And it’s not just teen girls who are targeted by these predators. Troubled boys, especially those who are gay or transgender, are also targeted. Remember, it’s a business. They are an in-demand product in some circles.
Probably the most disturbing cases are the ones where a parent or close family friend takes part in trafficking a child.
“Sadly, we are just now putting a name to it,” Rhiannon Gill says, “ Children have been traded in the US for many years. Mothers who allow stepfathers to have sex with their children is trafficking.”
While some teen sex trafficking by parents is overt, other kinds are more socially acceptable.
Gill give this example: “A female aged 15 who has a boyfriend of 30 and the boyfriend is maybe a friend of the family who assists with paying the family’s utility bills. This is trafficking on behalf of the parents who are allowing it. A 15-year-old cannot consent in this state and the “boyfriend” is benefiting in a sexual manner from the 15-year-old who thinks this person has an interest in them. What do a 30-year-old man and a teen have in common? They are not even on the same level.”
A Trafficker might romance a lonely parent in order to get close to the family. Sex Traffickers may also befriend parents who are going through a rough time and offer to help out with financial and emotional support or maybe even a place for the family to live in order to gain trust and access to kids.
How To Protect Your Teens
- Make them aware of how traffickers target them
- Closely monitor all of your teen’s social media activity and insist on personally approving all of their friends or contacts. Make sure they have private and not public accounts.
- Be aware of the behavior of your own friends around your kids and cut anyone who acts suspiciously out of your life.
- Call law enforcement if you suspect your child has been targeted.
- Get help for yourself. If you have a problem that’s preventing you from being an aware and active parent, seek assistance.
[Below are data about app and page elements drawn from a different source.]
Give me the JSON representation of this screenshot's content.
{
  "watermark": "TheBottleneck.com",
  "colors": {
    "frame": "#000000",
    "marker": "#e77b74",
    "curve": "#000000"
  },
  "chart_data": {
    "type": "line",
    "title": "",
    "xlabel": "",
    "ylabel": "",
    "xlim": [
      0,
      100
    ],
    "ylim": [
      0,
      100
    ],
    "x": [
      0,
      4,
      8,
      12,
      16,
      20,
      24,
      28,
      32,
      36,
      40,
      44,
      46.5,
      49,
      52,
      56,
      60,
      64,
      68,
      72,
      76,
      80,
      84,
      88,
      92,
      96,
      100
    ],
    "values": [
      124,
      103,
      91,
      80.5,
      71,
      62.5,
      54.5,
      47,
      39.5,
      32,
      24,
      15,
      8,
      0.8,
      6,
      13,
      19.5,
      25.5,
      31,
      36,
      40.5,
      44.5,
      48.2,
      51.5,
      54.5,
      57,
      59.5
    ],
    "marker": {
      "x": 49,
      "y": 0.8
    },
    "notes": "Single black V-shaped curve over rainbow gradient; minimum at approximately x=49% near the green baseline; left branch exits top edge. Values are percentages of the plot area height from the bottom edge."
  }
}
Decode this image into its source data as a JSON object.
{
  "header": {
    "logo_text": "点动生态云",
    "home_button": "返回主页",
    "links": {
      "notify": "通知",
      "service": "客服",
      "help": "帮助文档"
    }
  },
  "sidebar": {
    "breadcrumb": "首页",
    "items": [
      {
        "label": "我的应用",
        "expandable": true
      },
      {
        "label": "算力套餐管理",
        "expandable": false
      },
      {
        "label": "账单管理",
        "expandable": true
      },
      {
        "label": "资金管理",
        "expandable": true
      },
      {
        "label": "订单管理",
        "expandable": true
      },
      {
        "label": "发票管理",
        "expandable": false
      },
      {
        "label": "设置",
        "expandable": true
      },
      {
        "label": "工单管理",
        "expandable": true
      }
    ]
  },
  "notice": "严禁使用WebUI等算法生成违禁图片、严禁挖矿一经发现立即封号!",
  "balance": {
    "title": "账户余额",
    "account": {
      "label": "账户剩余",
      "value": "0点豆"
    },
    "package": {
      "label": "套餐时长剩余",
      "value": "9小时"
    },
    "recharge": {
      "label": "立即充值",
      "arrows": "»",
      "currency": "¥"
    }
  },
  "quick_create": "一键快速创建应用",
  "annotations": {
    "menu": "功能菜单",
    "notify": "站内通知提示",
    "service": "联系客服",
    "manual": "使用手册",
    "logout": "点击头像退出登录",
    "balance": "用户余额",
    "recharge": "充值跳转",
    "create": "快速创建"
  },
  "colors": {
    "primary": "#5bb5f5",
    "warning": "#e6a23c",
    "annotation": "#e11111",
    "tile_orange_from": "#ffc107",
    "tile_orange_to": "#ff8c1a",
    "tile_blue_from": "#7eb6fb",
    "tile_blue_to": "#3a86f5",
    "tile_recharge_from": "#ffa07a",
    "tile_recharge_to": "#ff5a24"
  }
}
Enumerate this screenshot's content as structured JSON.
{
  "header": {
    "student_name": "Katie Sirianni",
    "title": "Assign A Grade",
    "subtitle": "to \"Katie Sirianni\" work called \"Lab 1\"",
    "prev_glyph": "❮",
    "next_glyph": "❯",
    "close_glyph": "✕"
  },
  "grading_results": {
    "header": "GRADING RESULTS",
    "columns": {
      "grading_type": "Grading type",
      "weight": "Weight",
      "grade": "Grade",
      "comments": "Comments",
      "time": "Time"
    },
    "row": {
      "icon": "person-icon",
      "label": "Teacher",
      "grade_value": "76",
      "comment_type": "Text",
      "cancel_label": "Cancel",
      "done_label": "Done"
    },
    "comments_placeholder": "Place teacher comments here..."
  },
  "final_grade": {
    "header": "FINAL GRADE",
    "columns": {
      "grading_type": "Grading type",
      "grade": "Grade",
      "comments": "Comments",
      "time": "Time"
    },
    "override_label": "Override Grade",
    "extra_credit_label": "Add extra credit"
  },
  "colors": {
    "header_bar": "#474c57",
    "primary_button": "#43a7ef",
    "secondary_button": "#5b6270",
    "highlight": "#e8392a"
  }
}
An alert and involved parent is the best protection any child can have.
Make sure to share Sex Traffickers – 5 Ways They Target Teens to help protect the kids in your life.